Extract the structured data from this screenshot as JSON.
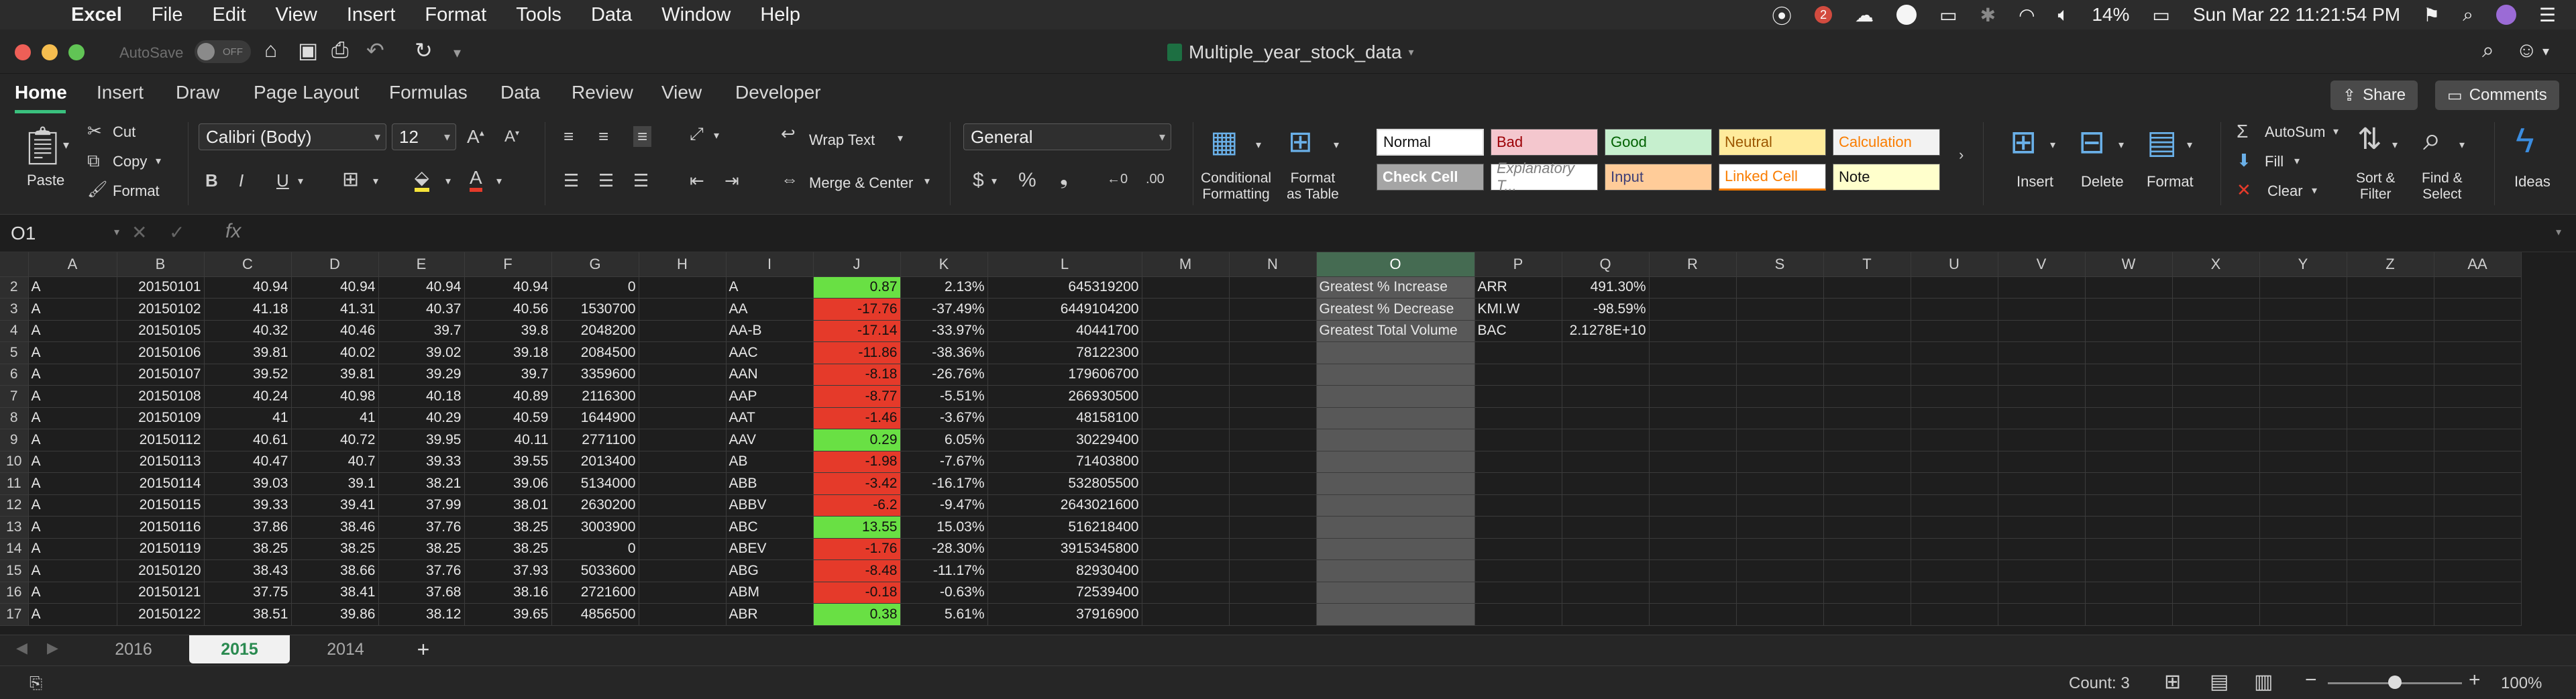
{
  "menubar": {
    "app": "Excel",
    "items": [
      "File",
      "Edit",
      "View",
      "Insert",
      "Format",
      "Tools",
      "Data",
      "Window",
      "Help"
    ],
    "badge": "2",
    "battery": "14%",
    "datetime": "Sun Mar 22  11:21:54 PM"
  },
  "titlebar": {
    "autosave": "AutoSave",
    "toggle": "OFF",
    "document": "Multiple_year_stock_data"
  },
  "ribbon_tabs": [
    "Home",
    "Insert",
    "Draw",
    "Page Layout",
    "Formulas",
    "Data",
    "Review",
    "View",
    "Developer"
  ],
  "share": "Share",
  "comments": "Comments",
  "ribbon": {
    "paste": "Paste",
    "cut": "Cut",
    "copy": "Copy",
    "format": "Format",
    "font": "Calibri (Body)",
    "size": "12",
    "wrap": "Wrap Text",
    "merge": "Merge & Center",
    "number_format": "General",
    "cond": "Conditional\nFormatting",
    "fmt_table": "Format\nas Table",
    "styles": [
      {
        "label": "Normal",
        "bg": "#ffffff",
        "fg": "#111111"
      },
      {
        "label": "Bad",
        "bg": "#f4c7ce",
        "fg": "#9c0006"
      },
      {
        "label": "Good",
        "bg": "#c6efce",
        "fg": "#006100"
      },
      {
        "label": "Neutral",
        "bg": "#ffeb9c",
        "fg": "#9c5700"
      },
      {
        "label": "Calculation",
        "bg": "#f2f2f2",
        "fg": "#fa7d00"
      },
      {
        "label": "Check Cell",
        "bg": "#a5a5a5",
        "fg": "#ffffff"
      },
      {
        "label": "Explanatory T...",
        "bg": "#ffffff",
        "fg": "#7f7f7f"
      },
      {
        "label": "Input",
        "bg": "#ffcc99",
        "fg": "#3f3f76"
      },
      {
        "label": "Linked Cell",
        "bg": "#ffffff",
        "fg": "#fa7d00"
      },
      {
        "label": "Note",
        "bg": "#ffffcc",
        "fg": "#111111"
      }
    ],
    "insert": "Insert",
    "delete": "Delete",
    "format_cells": "Format",
    "autosum": "AutoSum",
    "fill": "Fill",
    "clear": "Clear",
    "sort": "Sort &\nFilter",
    "find": "Find &\nSelect",
    "ideas": "Ideas"
  },
  "formula_bar": {
    "name_box": "O1",
    "fx": "fx",
    "value": ""
  },
  "columns": [
    "A",
    "B",
    "C",
    "D",
    "E",
    "F",
    "G",
    "H",
    "I",
    "J",
    "K",
    "L",
    "M",
    "N",
    "O",
    "P",
    "Q",
    "R",
    "S",
    "T",
    "U",
    "V",
    "W",
    "X",
    "Y",
    "Z",
    "AA"
  ],
  "rows": [
    {
      "n": "2",
      "a": "A",
      "b": "20150101",
      "c": "40.94",
      "d": "40.94",
      "e": "40.94",
      "f": "40.94",
      "g": "0",
      "i": "A",
      "j": "0.87",
      "jc": "green",
      "k": "2.13%",
      "l": "645319200",
      "o": "Greatest % Increase",
      "p": "ARR",
      "q": "491.30%"
    },
    {
      "n": "3",
      "a": "A",
      "b": "20150102",
      "c": "41.18",
      "d": "41.31",
      "e": "40.37",
      "f": "40.56",
      "g": "1530700",
      "i": "AA",
      "j": "-17.76",
      "jc": "red",
      "k": "-37.49%",
      "l": "6449104200",
      "o": "Greatest % Decrease",
      "p": "KMI.W",
      "q": "-98.59%"
    },
    {
      "n": "4",
      "a": "A",
      "b": "20150105",
      "c": "40.32",
      "d": "40.46",
      "e": "39.7",
      "f": "39.8",
      "g": "2048200",
      "i": "AA-B",
      "j": "-17.14",
      "jc": "red",
      "k": "-33.97%",
      "l": "40441700",
      "o": "Greatest Total Volume",
      "p": "BAC",
      "q": "2.1278E+10"
    },
    {
      "n": "5",
      "a": "A",
      "b": "20150106",
      "c": "39.81",
      "d": "40.02",
      "e": "39.02",
      "f": "39.18",
      "g": "2084500",
      "i": "AAC",
      "j": "-11.86",
      "jc": "red",
      "k": "-38.36%",
      "l": "78122300",
      "o": "",
      "p": "",
      "q": ""
    },
    {
      "n": "6",
      "a": "A",
      "b": "20150107",
      "c": "39.52",
      "d": "39.81",
      "e": "39.29",
      "f": "39.7",
      "g": "3359600",
      "i": "AAN",
      "j": "-8.18",
      "jc": "red",
      "k": "-26.76%",
      "l": "179606700",
      "o": "",
      "p": "",
      "q": ""
    },
    {
      "n": "7",
      "a": "A",
      "b": "20150108",
      "c": "40.24",
      "d": "40.98",
      "e": "40.18",
      "f": "40.89",
      "g": "2116300",
      "i": "AAP",
      "j": "-8.77",
      "jc": "red",
      "k": "-5.51%",
      "l": "266930500",
      "o": "",
      "p": "",
      "q": ""
    },
    {
      "n": "8",
      "a": "A",
      "b": "20150109",
      "c": "41",
      "d": "41",
      "e": "40.29",
      "f": "40.59",
      "g": "1644900",
      "i": "AAT",
      "j": "-1.46",
      "jc": "red",
      "k": "-3.67%",
      "l": "48158100",
      "o": "",
      "p": "",
      "q": ""
    },
    {
      "n": "9",
      "a": "A",
      "b": "20150112",
      "c": "40.61",
      "d": "40.72",
      "e": "39.95",
      "f": "40.11",
      "g": "2771100",
      "i": "AAV",
      "j": "0.29",
      "jc": "green",
      "k": "6.05%",
      "l": "30229400",
      "o": "",
      "p": "",
      "q": ""
    },
    {
      "n": "10",
      "a": "A",
      "b": "20150113",
      "c": "40.47",
      "d": "40.7",
      "e": "39.33",
      "f": "39.55",
      "g": "2013400",
      "i": "AB",
      "j": "-1.98",
      "jc": "red",
      "k": "-7.67%",
      "l": "71403800",
      "o": "",
      "p": "",
      "q": ""
    },
    {
      "n": "11",
      "a": "A",
      "b": "20150114",
      "c": "39.03",
      "d": "39.1",
      "e": "38.21",
      "f": "39.06",
      "g": "5134000",
      "i": "ABB",
      "j": "-3.42",
      "jc": "red",
      "k": "-16.17%",
      "l": "532805500",
      "o": "",
      "p": "",
      "q": ""
    },
    {
      "n": "12",
      "a": "A",
      "b": "20150115",
      "c": "39.33",
      "d": "39.41",
      "e": "37.99",
      "f": "38.01",
      "g": "2630200",
      "i": "ABBV",
      "j": "-6.2",
      "jc": "red",
      "k": "-9.47%",
      "l": "2643021600",
      "o": "",
      "p": "",
      "q": ""
    },
    {
      "n": "13",
      "a": "A",
      "b": "20150116",
      "c": "37.86",
      "d": "38.46",
      "e": "37.76",
      "f": "38.25",
      "g": "3003900",
      "i": "ABC",
      "j": "13.55",
      "jc": "green",
      "k": "15.03%",
      "l": "516218400",
      "o": "",
      "p": "",
      "q": ""
    },
    {
      "n": "14",
      "a": "A",
      "b": "20150119",
      "c": "38.25",
      "d": "38.25",
      "e": "38.25",
      "f": "38.25",
      "g": "0",
      "i": "ABEV",
      "j": "-1.76",
      "jc": "red",
      "k": "-28.30%",
      "l": "3915345800",
      "o": "",
      "p": "",
      "q": ""
    },
    {
      "n": "15",
      "a": "A",
      "b": "20150120",
      "c": "38.43",
      "d": "38.66",
      "e": "37.76",
      "f": "37.93",
      "g": "5033600",
      "i": "ABG",
      "j": "-8.48",
      "jc": "red",
      "k": "-11.17%",
      "l": "82930400",
      "o": "",
      "p": "",
      "q": ""
    },
    {
      "n": "16",
      "a": "A",
      "b": "20150121",
      "c": "37.75",
      "d": "38.41",
      "e": "37.68",
      "f": "38.16",
      "g": "2721600",
      "i": "ABM",
      "j": "-0.18",
      "jc": "red",
      "k": "-0.63%",
      "l": "72539400",
      "o": "",
      "p": "",
      "q": ""
    },
    {
      "n": "17",
      "a": "A",
      "b": "20150122",
      "c": "38.51",
      "d": "39.86",
      "e": "38.12",
      "f": "39.65",
      "g": "4856500",
      "i": "ABR",
      "j": "0.38",
      "jc": "green",
      "k": "5.61%",
      "l": "37916900",
      "o": "",
      "p": "",
      "q": ""
    }
  ],
  "sheets": [
    "2016",
    "2015",
    "2014"
  ],
  "add_sheet": "+",
  "status": {
    "count": "Count: 3",
    "zoom": "100%"
  }
}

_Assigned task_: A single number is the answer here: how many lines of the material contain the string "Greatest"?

_Response to this task_: 3